10 mins if it starts to brown too quickly. While the cake cooks, make lemon syrup. Tip 85 g sugar into a small saucepan with the juice of the 2 lemons and 75 ml water. Heat over a medium heat, stirring occasionally, until the sugar has dissolved. Raise the heat, boil for 4 mins until slightly reduced and syrupy, then remove from the heat.

Remove the cake from the oven and let it cool briefly in the tin. While it is still warm, turn it out of the tin, peel off the lining paper and sit the cake on a wire rack set over a baking tray or similar. Use a skewer to make lots of small holes all over the top of the cake. Slowly spoon over half the lemon syrup and let it soak in. Spoon over the rest in the same way, brushing the edges and sides of the cake too with the last of the syrup.

Ideal brunch material: speculaas bread

speculaas breadI love brunch, it’s my idea of an ideal Sunday. Preferably, I stay in my pajamas until noon, unless we have guest of course. Because inviting guest allows you to really go for it and fry and bake anything you fancy. I recently bought a new cookbook by Juliette’s, a famous cookie bakery in Bruges, all around speculaas, the cinnamon and ginger cookie that is very popular in Belgium. It contained an excellent recipe for the cookie itself (which I won’t blog about, as it was for industrial quantities, but do try my speculaas recipe) and lots of recipes to use up any left-over cookies, like in this bread. Really easy and totally delicious! The recipe is for 2 small loafs, so you can always pop one in the freezer if you want. Here’s how to make it:

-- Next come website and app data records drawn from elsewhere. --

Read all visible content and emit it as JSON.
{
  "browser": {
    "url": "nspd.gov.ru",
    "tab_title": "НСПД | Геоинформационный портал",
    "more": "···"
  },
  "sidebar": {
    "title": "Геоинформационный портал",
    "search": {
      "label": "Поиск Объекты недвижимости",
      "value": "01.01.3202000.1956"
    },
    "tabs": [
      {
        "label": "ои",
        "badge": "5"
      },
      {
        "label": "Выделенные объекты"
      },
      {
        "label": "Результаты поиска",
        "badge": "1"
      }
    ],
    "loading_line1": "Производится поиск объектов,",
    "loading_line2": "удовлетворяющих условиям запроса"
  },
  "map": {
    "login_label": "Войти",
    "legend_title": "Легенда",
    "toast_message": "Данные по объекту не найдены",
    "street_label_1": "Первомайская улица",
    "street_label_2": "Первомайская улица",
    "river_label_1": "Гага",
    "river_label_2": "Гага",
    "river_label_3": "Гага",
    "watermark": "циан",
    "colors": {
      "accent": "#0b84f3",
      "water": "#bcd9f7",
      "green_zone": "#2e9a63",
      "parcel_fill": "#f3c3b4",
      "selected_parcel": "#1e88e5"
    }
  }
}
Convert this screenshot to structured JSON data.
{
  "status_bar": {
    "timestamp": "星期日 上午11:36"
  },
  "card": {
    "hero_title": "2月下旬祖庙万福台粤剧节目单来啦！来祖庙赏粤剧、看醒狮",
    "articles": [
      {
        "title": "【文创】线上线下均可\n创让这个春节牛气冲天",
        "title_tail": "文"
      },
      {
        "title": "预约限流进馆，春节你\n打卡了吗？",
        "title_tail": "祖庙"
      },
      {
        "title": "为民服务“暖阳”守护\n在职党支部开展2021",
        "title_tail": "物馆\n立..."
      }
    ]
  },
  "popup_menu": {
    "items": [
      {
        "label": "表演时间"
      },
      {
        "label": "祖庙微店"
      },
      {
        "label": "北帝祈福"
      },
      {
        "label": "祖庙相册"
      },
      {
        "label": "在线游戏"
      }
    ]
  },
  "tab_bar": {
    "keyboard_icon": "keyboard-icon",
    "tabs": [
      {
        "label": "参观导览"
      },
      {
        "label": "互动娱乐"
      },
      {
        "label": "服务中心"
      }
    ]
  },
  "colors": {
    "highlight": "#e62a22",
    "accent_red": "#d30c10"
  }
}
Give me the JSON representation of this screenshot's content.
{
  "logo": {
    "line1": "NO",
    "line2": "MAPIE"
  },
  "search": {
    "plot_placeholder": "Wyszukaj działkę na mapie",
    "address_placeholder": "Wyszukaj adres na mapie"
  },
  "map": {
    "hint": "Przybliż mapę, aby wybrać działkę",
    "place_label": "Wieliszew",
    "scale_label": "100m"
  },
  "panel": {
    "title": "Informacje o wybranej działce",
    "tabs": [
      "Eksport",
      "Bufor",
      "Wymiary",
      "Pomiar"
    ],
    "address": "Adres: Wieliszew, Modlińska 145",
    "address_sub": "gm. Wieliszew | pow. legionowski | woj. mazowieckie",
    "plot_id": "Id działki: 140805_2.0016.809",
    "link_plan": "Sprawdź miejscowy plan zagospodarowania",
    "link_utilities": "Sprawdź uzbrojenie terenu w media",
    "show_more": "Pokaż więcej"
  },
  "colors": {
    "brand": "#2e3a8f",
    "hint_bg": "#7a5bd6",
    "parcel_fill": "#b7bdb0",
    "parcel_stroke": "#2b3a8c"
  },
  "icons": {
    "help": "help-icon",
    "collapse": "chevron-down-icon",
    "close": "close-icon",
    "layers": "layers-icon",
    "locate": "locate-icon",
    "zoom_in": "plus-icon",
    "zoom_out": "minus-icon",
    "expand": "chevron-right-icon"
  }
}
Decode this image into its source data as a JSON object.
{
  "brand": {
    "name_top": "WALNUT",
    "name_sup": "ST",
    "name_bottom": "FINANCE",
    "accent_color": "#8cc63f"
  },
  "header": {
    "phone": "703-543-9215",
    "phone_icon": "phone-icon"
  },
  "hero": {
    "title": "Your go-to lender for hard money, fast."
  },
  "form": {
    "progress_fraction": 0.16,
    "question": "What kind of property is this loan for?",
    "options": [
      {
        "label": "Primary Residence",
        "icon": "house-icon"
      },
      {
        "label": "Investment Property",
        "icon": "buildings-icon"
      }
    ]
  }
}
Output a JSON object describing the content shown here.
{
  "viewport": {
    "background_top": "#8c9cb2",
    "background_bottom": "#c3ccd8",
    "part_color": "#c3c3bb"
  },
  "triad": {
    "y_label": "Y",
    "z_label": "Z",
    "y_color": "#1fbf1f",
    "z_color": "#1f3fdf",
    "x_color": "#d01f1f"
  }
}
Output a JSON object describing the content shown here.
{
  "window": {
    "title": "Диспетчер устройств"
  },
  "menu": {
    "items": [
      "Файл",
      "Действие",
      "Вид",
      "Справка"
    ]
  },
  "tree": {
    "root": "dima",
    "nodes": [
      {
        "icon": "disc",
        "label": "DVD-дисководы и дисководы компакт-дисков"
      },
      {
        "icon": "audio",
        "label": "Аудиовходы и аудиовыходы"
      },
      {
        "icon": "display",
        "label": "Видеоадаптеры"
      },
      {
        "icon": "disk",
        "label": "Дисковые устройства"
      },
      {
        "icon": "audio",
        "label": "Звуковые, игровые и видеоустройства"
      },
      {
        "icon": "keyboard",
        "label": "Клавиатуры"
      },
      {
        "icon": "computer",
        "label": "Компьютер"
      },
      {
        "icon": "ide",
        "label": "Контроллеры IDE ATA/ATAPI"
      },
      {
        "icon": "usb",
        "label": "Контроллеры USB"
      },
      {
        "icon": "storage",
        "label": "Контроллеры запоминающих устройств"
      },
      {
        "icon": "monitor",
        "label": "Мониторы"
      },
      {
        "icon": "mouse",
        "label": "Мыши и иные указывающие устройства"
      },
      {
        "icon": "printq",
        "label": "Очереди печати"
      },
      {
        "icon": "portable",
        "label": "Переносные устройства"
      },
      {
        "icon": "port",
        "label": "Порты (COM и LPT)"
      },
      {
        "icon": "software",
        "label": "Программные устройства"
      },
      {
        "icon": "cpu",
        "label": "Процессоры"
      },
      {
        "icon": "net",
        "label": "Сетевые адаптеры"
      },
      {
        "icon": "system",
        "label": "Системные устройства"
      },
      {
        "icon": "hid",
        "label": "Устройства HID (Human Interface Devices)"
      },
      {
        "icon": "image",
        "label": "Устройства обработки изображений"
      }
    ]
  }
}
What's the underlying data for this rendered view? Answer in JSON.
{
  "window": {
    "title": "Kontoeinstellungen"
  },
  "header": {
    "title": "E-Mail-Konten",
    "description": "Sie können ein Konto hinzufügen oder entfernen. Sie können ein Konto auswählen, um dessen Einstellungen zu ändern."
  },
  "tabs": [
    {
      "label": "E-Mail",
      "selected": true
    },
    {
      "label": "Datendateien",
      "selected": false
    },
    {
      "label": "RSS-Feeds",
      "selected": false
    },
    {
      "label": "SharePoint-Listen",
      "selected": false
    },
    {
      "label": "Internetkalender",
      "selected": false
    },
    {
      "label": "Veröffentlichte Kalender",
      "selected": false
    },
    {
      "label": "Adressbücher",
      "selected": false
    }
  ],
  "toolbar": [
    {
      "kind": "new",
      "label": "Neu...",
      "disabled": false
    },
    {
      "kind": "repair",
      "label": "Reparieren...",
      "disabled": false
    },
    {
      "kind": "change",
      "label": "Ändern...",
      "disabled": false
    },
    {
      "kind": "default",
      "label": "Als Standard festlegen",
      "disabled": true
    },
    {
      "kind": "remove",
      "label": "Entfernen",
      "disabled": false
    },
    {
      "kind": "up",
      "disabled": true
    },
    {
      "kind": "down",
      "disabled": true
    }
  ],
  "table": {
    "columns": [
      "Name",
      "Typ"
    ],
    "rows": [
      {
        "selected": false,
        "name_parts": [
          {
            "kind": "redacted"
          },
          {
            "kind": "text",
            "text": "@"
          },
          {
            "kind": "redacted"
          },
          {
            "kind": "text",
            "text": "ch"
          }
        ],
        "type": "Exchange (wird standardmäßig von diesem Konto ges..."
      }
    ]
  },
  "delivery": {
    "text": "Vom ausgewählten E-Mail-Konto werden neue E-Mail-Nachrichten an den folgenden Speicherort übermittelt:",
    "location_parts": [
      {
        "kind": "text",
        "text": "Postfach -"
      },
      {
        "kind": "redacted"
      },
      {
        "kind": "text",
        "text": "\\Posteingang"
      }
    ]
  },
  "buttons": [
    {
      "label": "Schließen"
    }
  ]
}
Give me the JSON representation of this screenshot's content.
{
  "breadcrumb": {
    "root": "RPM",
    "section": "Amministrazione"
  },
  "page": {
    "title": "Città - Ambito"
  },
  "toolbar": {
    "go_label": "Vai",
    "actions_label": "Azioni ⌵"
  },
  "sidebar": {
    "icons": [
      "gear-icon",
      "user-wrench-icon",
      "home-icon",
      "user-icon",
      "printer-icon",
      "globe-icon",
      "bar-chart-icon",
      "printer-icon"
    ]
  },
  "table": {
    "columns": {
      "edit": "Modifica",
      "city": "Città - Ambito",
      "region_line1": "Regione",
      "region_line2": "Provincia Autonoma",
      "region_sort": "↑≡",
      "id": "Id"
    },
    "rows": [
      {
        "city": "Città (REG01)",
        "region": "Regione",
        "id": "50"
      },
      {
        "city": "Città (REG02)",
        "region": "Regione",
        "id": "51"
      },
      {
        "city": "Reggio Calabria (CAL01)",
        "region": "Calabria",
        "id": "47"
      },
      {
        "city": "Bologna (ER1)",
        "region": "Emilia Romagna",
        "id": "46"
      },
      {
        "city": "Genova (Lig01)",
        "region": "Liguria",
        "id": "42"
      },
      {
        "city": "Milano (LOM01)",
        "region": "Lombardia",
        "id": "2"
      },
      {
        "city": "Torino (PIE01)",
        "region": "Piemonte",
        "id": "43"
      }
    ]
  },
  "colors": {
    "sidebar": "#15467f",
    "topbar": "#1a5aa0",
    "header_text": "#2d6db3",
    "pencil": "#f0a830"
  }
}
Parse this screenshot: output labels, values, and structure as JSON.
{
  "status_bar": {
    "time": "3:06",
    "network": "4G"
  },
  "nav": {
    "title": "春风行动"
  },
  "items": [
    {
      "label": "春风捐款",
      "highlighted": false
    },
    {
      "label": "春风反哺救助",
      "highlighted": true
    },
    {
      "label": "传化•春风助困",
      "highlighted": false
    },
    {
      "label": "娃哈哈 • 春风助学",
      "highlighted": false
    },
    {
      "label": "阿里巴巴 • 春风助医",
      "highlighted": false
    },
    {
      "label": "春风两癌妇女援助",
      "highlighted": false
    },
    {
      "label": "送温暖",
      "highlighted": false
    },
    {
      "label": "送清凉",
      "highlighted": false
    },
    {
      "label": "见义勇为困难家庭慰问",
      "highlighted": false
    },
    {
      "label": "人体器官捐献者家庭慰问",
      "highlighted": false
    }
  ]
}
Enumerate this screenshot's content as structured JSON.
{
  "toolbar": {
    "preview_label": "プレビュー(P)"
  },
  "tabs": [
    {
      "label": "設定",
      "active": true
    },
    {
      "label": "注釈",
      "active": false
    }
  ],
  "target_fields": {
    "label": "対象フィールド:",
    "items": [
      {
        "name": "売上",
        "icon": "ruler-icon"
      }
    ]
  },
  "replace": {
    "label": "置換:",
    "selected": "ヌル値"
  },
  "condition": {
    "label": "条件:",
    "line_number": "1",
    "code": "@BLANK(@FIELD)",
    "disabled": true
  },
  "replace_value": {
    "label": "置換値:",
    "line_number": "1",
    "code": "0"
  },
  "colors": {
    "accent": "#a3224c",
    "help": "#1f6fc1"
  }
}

Lightly warm 220 g milk in the microwave and stir in 25 g dried yeast until it is dissolved. In a large bowl, mix 1 egg with 550 g bread flour and add the milk mixture. Knead well, cover with cling film or a dry tea towel and leave to rise until doubled in size.

Knock the air out of the dough, add 10 g salt, 25 g sugar and 125 softened butter cut in cubes and knead until you get an elastic dough that no longer sticks to your work surface (about 5 tot 10 min). Allow to rise until doubled in size.

Knock the air out of the dough and split in to two. From each half, keep a small piece (100 g) apart. Roll out the big piece to a long rectangle and put a speculaas biscuit at the long end of the rectangle. Flip the dough with the cookie over, add another cookie and continue until you reached the end of the dough (you need about 200 g speculaas biscuits in total for the 2 breads). Roll out the small piece to a rectangle as well and use it to wrap your rolled bread in. Repeat with the second batch. Put in a buttered loaf tin, brush with a beaten egg and leave to rise for another 45 min. Preheat the oven to 160 C and bake for 25 min or until the bread sounds hollow when tapped on the bottom.

If you don’t have speculaas biscuits, I’m sure this will work with other biscuits as well, it’s easiest if you use rectangular once. I think ginger biscuits would taste great as well. Enjoy!